## Material supplied:
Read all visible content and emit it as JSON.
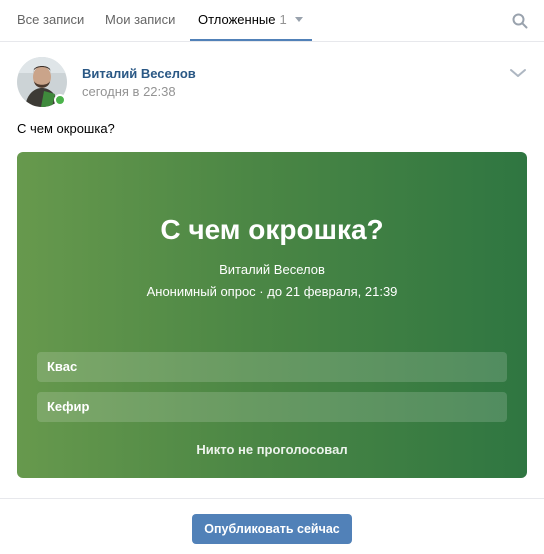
{
  "tabs": {
    "all": "Все записи",
    "mine": "Мои записи",
    "postponed": "Отложенные",
    "postponed_count": "1"
  },
  "post": {
    "author": "Виталий Веселов",
    "time": "сегодня в 22:38",
    "text": "С чем окрошка?"
  },
  "poll": {
    "title": "С чем окрошка?",
    "author": "Виталий Веселов",
    "meta": "Анонимный опрос · до 21 февраля, 21:39",
    "options": [
      "Квас",
      "Кефир"
    ],
    "votes": "Никто не проголосовал"
  },
  "publish_label": "Опубликовать сейчас",
  "colors": {
    "accent": "#5181b8",
    "link": "#2a5885",
    "online": "#4bb34b",
    "poll_gradient_start": "#67994d",
    "poll_gradient_end": "#2f7641"
  },
  "icons": {
    "search": "search-icon",
    "more": "chevron-down-icon",
    "dropdown": "caret-down-icon"
  }
}
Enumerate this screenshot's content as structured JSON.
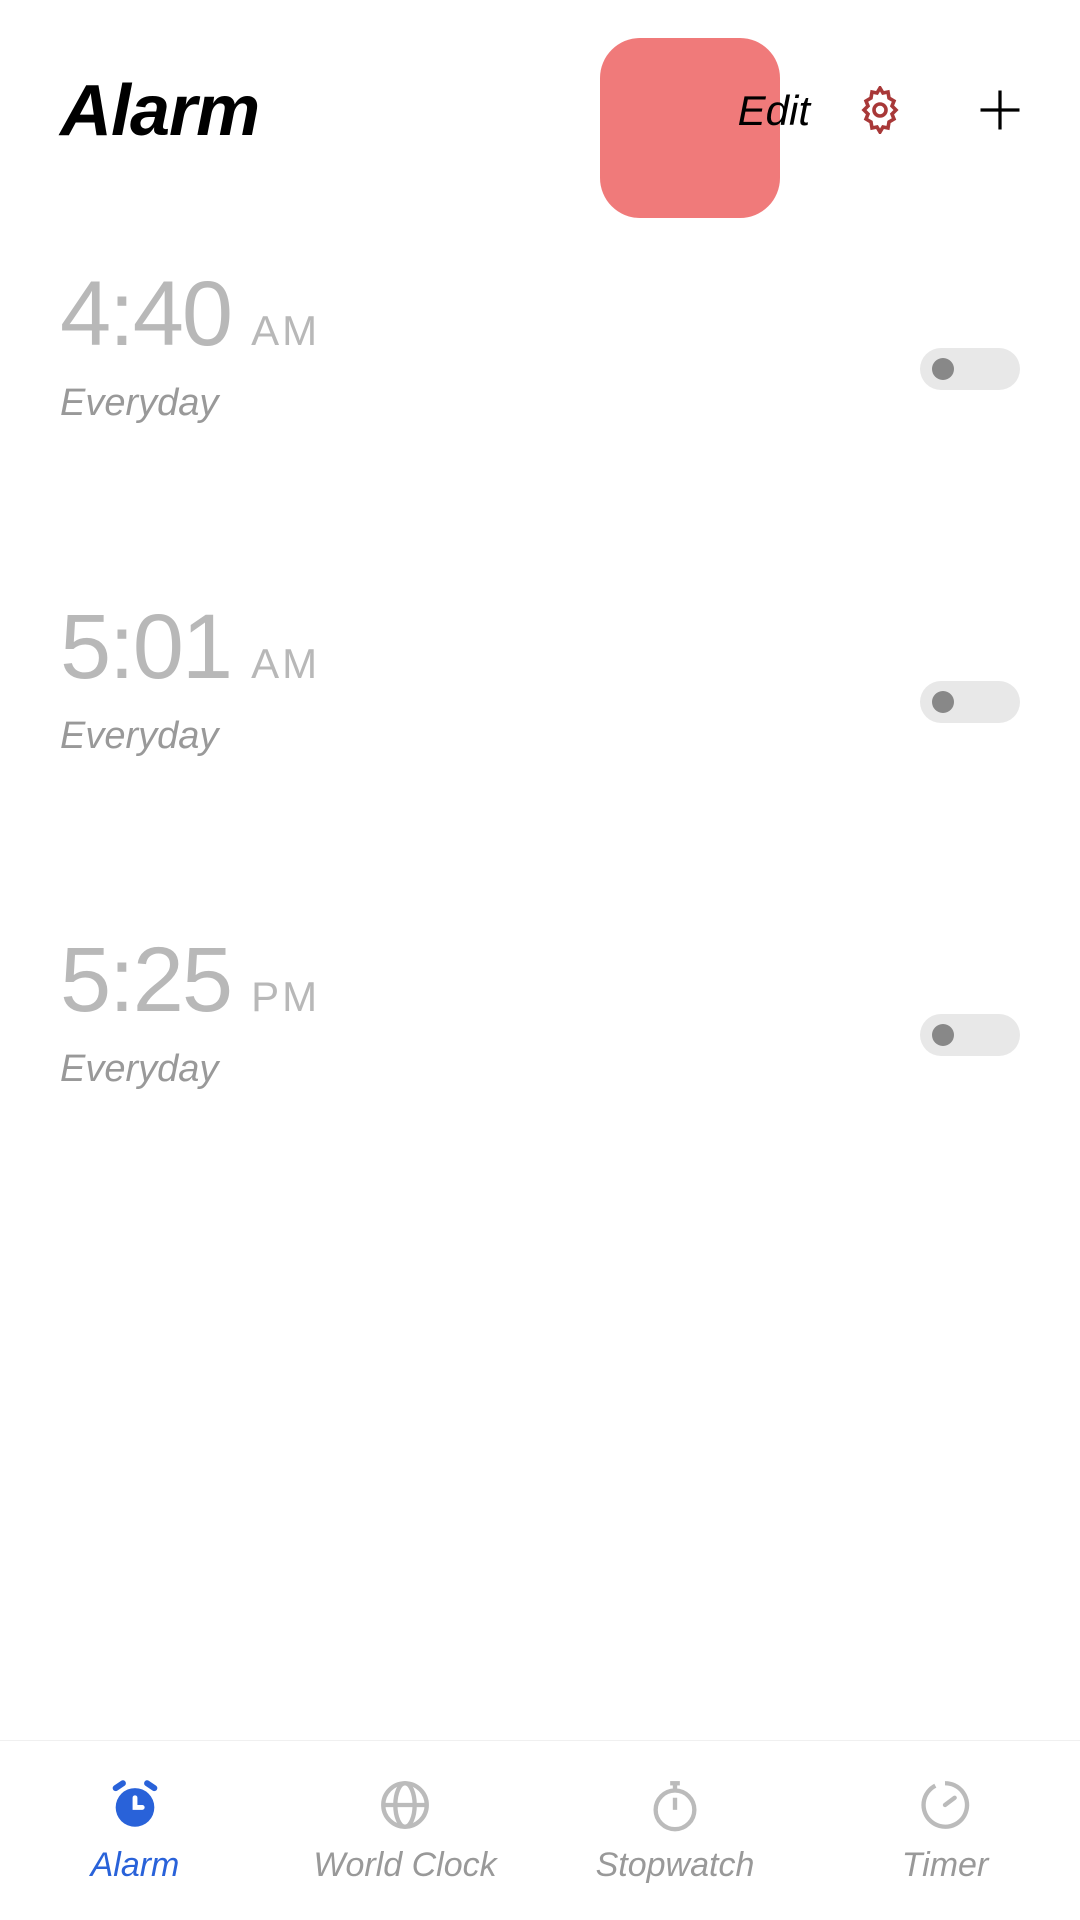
{
  "header": {
    "title": "Alarm",
    "edit_label": "Edit"
  },
  "alarms": [
    {
      "time": "4:40",
      "ampm": "AM",
      "repeat": "Everyday",
      "enabled": false
    },
    {
      "time": "5:01",
      "ampm": "AM",
      "repeat": "Everyday",
      "enabled": false
    },
    {
      "time": "5:25",
      "ampm": "PM",
      "repeat": "Everyday",
      "enabled": false
    }
  ],
  "nav": {
    "items": [
      {
        "label": "Alarm",
        "active": true
      },
      {
        "label": "World Clock",
        "active": false
      },
      {
        "label": "Stopwatch",
        "active": false
      },
      {
        "label": "Timer",
        "active": false
      }
    ]
  },
  "colors": {
    "highlight": "#f07a7a",
    "accent": "#2962d9",
    "inactive_text": "#b8b8b8",
    "subtext": "#999"
  }
}
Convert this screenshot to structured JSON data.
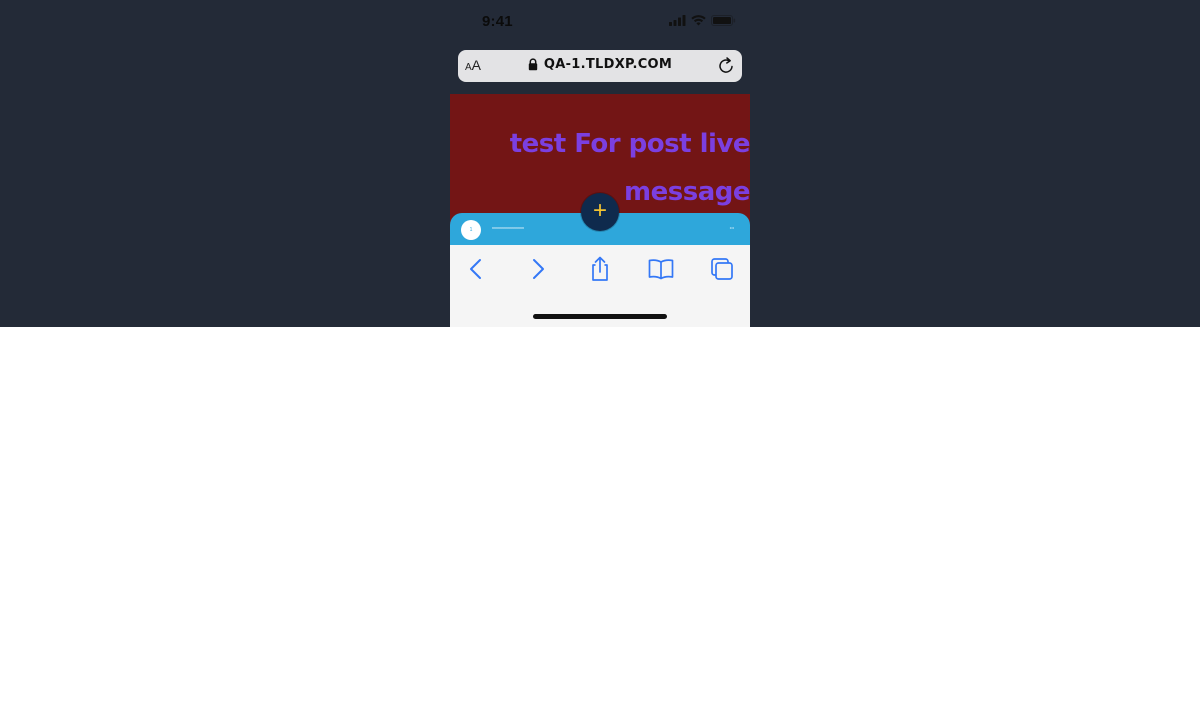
{
  "status_bar": {
    "time": "9:41",
    "icons": [
      "signal-icon",
      "wifi-icon",
      "battery-icon"
    ]
  },
  "address_bar": {
    "text_size_label_small": "A",
    "text_size_label_large": "A",
    "url": "QA-1.TLDXP.COM",
    "icons": [
      "lock-icon",
      "reload-icon"
    ]
  },
  "page": {
    "headline": "test For post live message",
    "add_button_label": "+",
    "mini_bar": {
      "avatar_text": "1",
      "name": "xxxxxxxxxxxxxxxx",
      "menu": "•••"
    }
  },
  "toolbar": {
    "buttons": [
      "back-icon",
      "forward-icon",
      "share-icon",
      "bookmarks-icon",
      "tabs-icon"
    ]
  },
  "colors": {
    "backdrop": "#232a37",
    "page_background": "#731515",
    "headline": "#7b3fe0",
    "mini_bar": "#2ea7db",
    "add_button_bg": "#0f2a4d",
    "add_button_fg": "#f1c232",
    "toolbar_icons": "#3478f6"
  }
}
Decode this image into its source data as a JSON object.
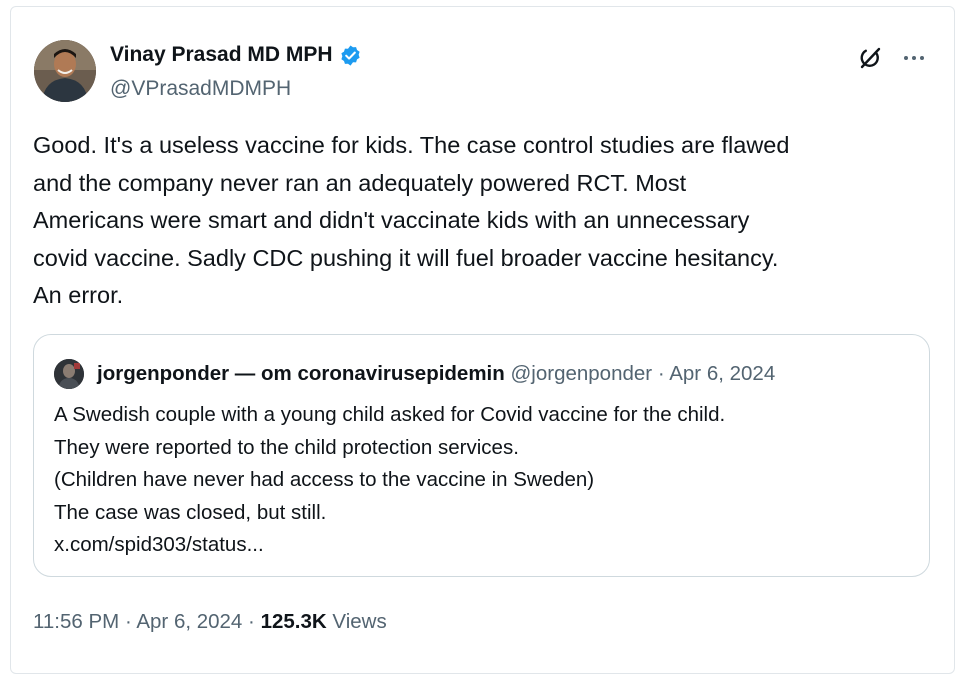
{
  "author": {
    "display_name": "Vinay Prasad MD MPH",
    "handle": "@VPrasadMDMPH",
    "verified_color": "#1d9bf0"
  },
  "tweet": {
    "lines": [
      "Good. It's a useless vaccine for kids. The case control studies are flawed",
      "and the company never ran an adequately powered RCT.  Most",
      "Americans were smart and didn't vaccinate kids with an unnecessary",
      "covid vaccine. Sadly CDC pushing it will fuel broader vaccine hesitancy.",
      "An error."
    ]
  },
  "quote": {
    "display_name": "jorgenponder — om coronavirusepidemin",
    "handle": "@jorgenponder",
    "separator": "·",
    "date": "Apr 6, 2024",
    "lines": [
      "A Swedish couple with a young child asked for Covid vaccine for the child.",
      "They were reported to the child protection services.",
      "(Children have never had access to the vaccine in Sweden)",
      "The case was closed, but still.",
      "x.com/spid303/status..."
    ]
  },
  "footer": {
    "time": "11:56 PM",
    "separator": "·",
    "date": "Apr 6, 2024",
    "views_count": "125.3K",
    "views_label": "Views"
  },
  "icons": {
    "verified": "verified-badge-icon",
    "grok": "grok-icon",
    "more": "more-horizontal-icon"
  }
}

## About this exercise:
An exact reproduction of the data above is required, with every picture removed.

## Answer box:
Read all visible content and emit it as JSON.
{
  "tabs": {
    "all": "Все записи",
    "mine": "Мои записи",
    "postponed": "Отложенные",
    "postponed_count": "1"
  },
  "post": {
    "author": "Виталий Веселов",
    "time": "сегодня в 22:38",
    "text": "С чем окрошка?"
  },
  "poll": {
    "title": "С чем окрошка?",
    "author": "Виталий Веселов",
    "meta": "Анонимный опрос · до 21 февраля, 21:39",
    "options": [
      "Квас",
      "Кефир"
    ],
    "votes": "Никто не проголосовал"
  },
  "publish_label": "Опубликовать сейчас",
  "colors": {
    "accent": "#5181b8",
    "link": "#2a5885",
    "online": "#4bb34b",
    "poll_gradient_start": "#67994d",
    "poll_gradient_end": "#2f7641"
  },
  "icons": {
    "search": "search-icon",
    "more": "chevron-down-icon",
    "dropdown": "caret-down-icon"
  }
}
Enumerate this screenshot's content as structured JSON.
{
  "header": {
    "title": "Alarm",
    "edit_label": "Edit"
  },
  "alarms": [
    {
      "time": "4:40",
      "ampm": "AM",
      "repeat": "Everyday",
      "enabled": false
    },
    {
      "time": "5:01",
      "ampm": "AM",
      "repeat": "Everyday",
      "enabled": false
    },
    {
      "time": "5:25",
      "ampm": "PM",
      "repeat": "Everyday",
      "enabled": false
    }
  ],
  "nav": {
    "items": [
      {
        "label": "Alarm",
        "active": true
      },
      {
        "label": "World Clock",
        "active": false
      },
      {
        "label": "Stopwatch",
        "active": false
      },
      {
        "label": "Timer",
        "active": false
      }
    ]
  },
  "colors": {
    "highlight": "#f07a7a",
    "accent": "#2962d9",
    "inactive_text": "#b8b8b8",
    "subtext": "#999"
  }
}
Convert this screenshot to structured JSON data.
{
  "status_bar": {
    "time": "9:41",
    "icons": [
      "signal-icon",
      "wifi-icon",
      "battery-icon"
    ]
  },
  "address_bar": {
    "text_size_label_small": "A",
    "text_size_label_large": "A",
    "url": "QA-1.TLDXP.COM",
    "icons": [
      "lock-icon",
      "reload-icon"
    ]
  },
  "page": {
    "headline": "test For post live message",
    "add_button_label": "+",
    "mini_bar": {
      "avatar_text": "1",
      "name": "xxxxxxxxxxxxxxxx",
      "menu": "•••"
    }
  },
  "toolbar": {
    "buttons": [
      "back-icon",
      "forward-icon",
      "share-icon",
      "bookmarks-icon",
      "tabs-icon"
    ]
  },
  "colors": {
    "backdrop": "#232a37",
    "page_background": "#731515",
    "headline": "#7b3fe0",
    "mini_bar": "#2ea7db",
    "add_button_bg": "#0f2a4d",
    "add_button_fg": "#f1c232",
    "toolbar_icons": "#3478f6"
  }
}
Decode this image into its source data as a JSON object.
{
  "author": {
    "display_name": "Vinay Prasad MD MPH",
    "handle": "@VPrasadMDMPH",
    "verified_color": "#1d9bf0"
  },
  "tweet": {
    "lines": [
      "Good. It's a useless vaccine for kids. The case control studies are flawed",
      "and the company never ran an adequately powered RCT.  Most",
      "Americans were smart and didn't vaccinate kids with an unnecessary",
      "covid vaccine. Sadly CDC pushing it will fuel broader vaccine hesitancy.",
      "An error."
    ]
  },
  "quote": {
    "display_name": "jorgenponder — om coronavirusepidemin",
    "handle": "@jorgenponder",
    "separator": "·",
    "date": "Apr 6, 2024",
    "lines": [
      "A Swedish couple with a young child asked for Covid vaccine for the child.",
      "They were reported to the child protection services.",
      "(Children have never had access to the vaccine in Sweden)",
      "The case was closed, but still.",
      "x.com/spid303/status..."
    ]
  },
  "footer": {
    "time": "11:56 PM",
    "separator": "·",
    "date": "Apr 6, 2024",
    "views_count": "125.3K",
    "views_label": "Views"
  },
  "icons": {
    "verified": "verified-badge-icon",
    "grok": "grok-icon",
    "more": "more-horizontal-icon"
  }
}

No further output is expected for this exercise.